Last week I took a break from gardening and joined my siblings on an Erie canal trip on a chartered canal boat. The picture above shows our boat moored at Canal Park in the tiny village of Holley, New York, with the Holley Lift Bridge in the background. The trip celebrated my 70th birthday and the voyage our ancestor, Michael Velten, took in 1848 when he emigrated from Germany to Ohio via the Erie canal.
While we were gone, my son watered the garden and harvested my garlic scapes. When I got back, the garden was not only still alive but getting out of control. I spent several days taming the tomatoes, weeding and grooming. The only thing bolting was the Dragon Tongue mustard. The other lettuces and greens look good for awhile, but I harvested and froze a lot of greens.
Below is tomato Jaune Flamme which I started from seed, so I would like you to notice the extremely vigorous, healthy plants. The tomato truss in the photo has at least 10 tomatoes and others have as many as 12. They get 1.5-2” in diameter and have an orange color and supposedly terrific taste. Michelle has grown these for years and I am finally trying them and I have high expectations.
I again planted a couple of Juliet tomatoes, below, plants grown by my neighbor, Jem Mix. While Juliet is always the standard for gonzo, out of control tomatoes, this year they are being challenged by many of their neighbors in the garden. This shows a nice truss of 10+ tomatoes.

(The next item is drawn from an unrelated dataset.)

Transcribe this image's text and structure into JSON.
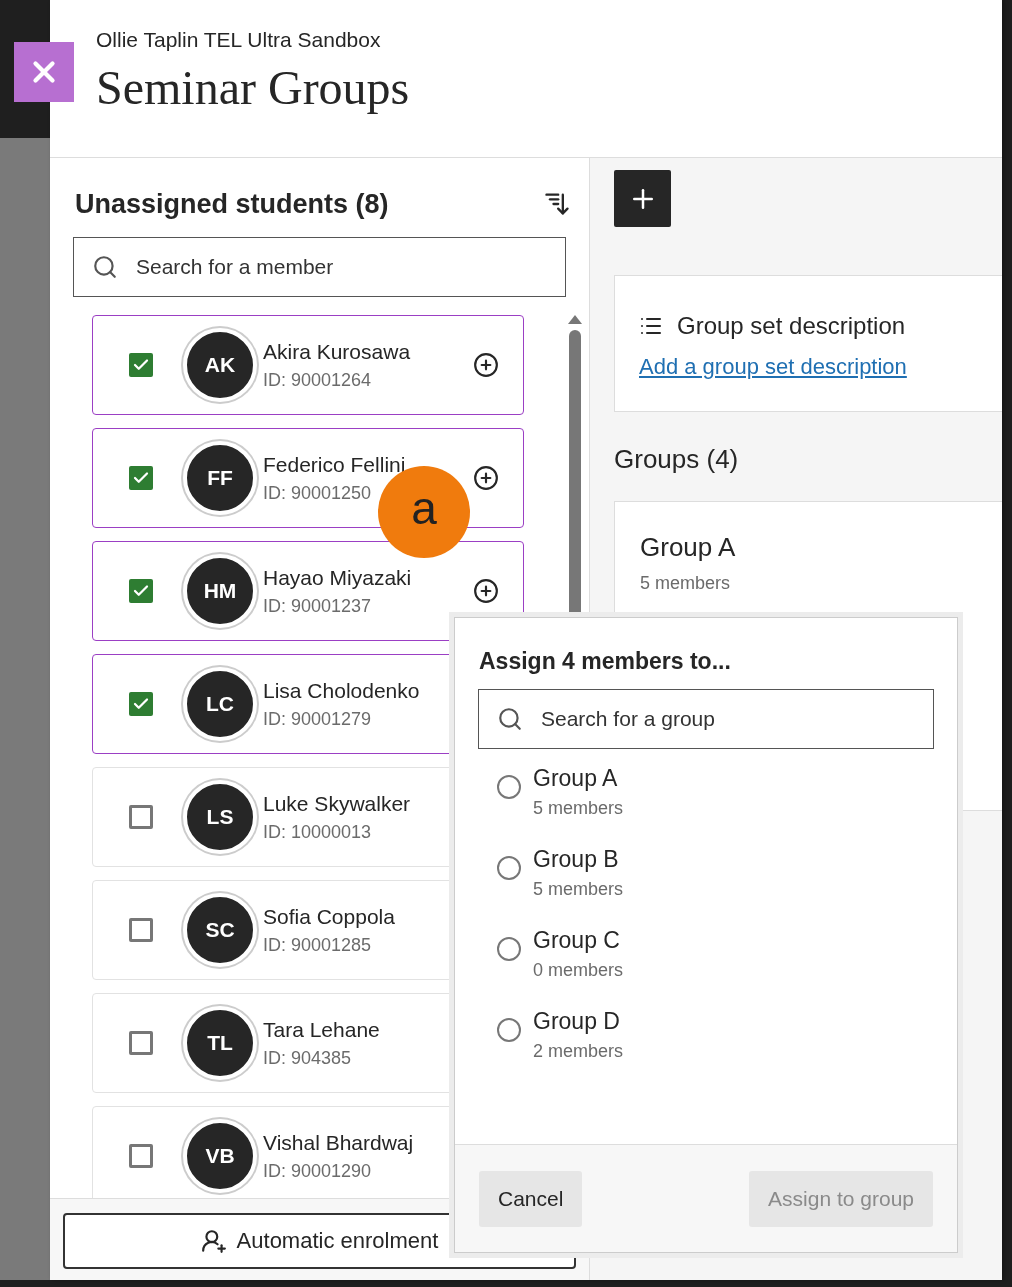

For example, below is Sunkist, another tomato I started from seed. Sunkist is an orange slicer with 8-10 ounce fruits developed by the University of New Hampshire and exclusive to High Mowing Seeds. The plants are stout and vigorous and already setting a lot of fruit but they don’t sucker as bad as Juliet.
Speaking of gonzo tomatoes, below are a couple of Blue Beech paste tomatoes from my neighbor, Jem Mix. I bought these from Jem because I killed my Opalka starts. That is why I am so proud of my Jaune Flamme, Esterina, and Sunkist plants, which are obviously hardy plants tolerant of a little spring time neglect. Blue Beech is a paste tomato collected from Blue Beech Farm in Danby, Vermont and sold by Fedco. Seeds originally came from Italy over 50 years ago. It should be well adapted to our crazy New England summers by now and will hopefully do better than my past trials with Roman Striped and Gilberties. While I was away, these guys suckered like crazy and it took a lot of time to clean out the mass of foliage to allow better air circulation.
Below is a truss of Blue Beech tomatoes already set. This is a 90-day tomato so hopefully we have a late Fall to let these guys fully ripen.
Another experiment this year is growing shallots from seed rather than bulbs. Last year I planted $20 worth of bulbs in the fall only to find every single one rotted over a tough winter. Below are my Saffron seed shallots looking pretty good. The shallot stems are thickening and looking like they are going to be putting energy into bulbs. This is just like growing onions from seed, each plant produces a single shallot bulb.
Some people didn’t return to the community garden this year, so some extra plots were available. I am splitting an additional plot with another gardener. Below is my half, planted to tomatoes and peppers, with a couple hills of summer squash. This allowed me to plant some heirloom tomatoes I wouldn’t have room for in the raised beds. Below are 4 Pineapple, 4 Brandywine, a Cherokee Purple, and another Sunkist.
So I am back and the garden is looking great. Today is July 4 and a traditional barbeque day. I have St. Louis-style ribs rubbed up and waiting for a chance to start a fire between the rain showers. A head of bok choy is going into an Asian-style slaw, which will get another large volume out of the refrigerator and make my wife happy. Probably no fireworks today because of the rain. Hope you have a great Fourth if you’re American, and otherwise have a great weekend.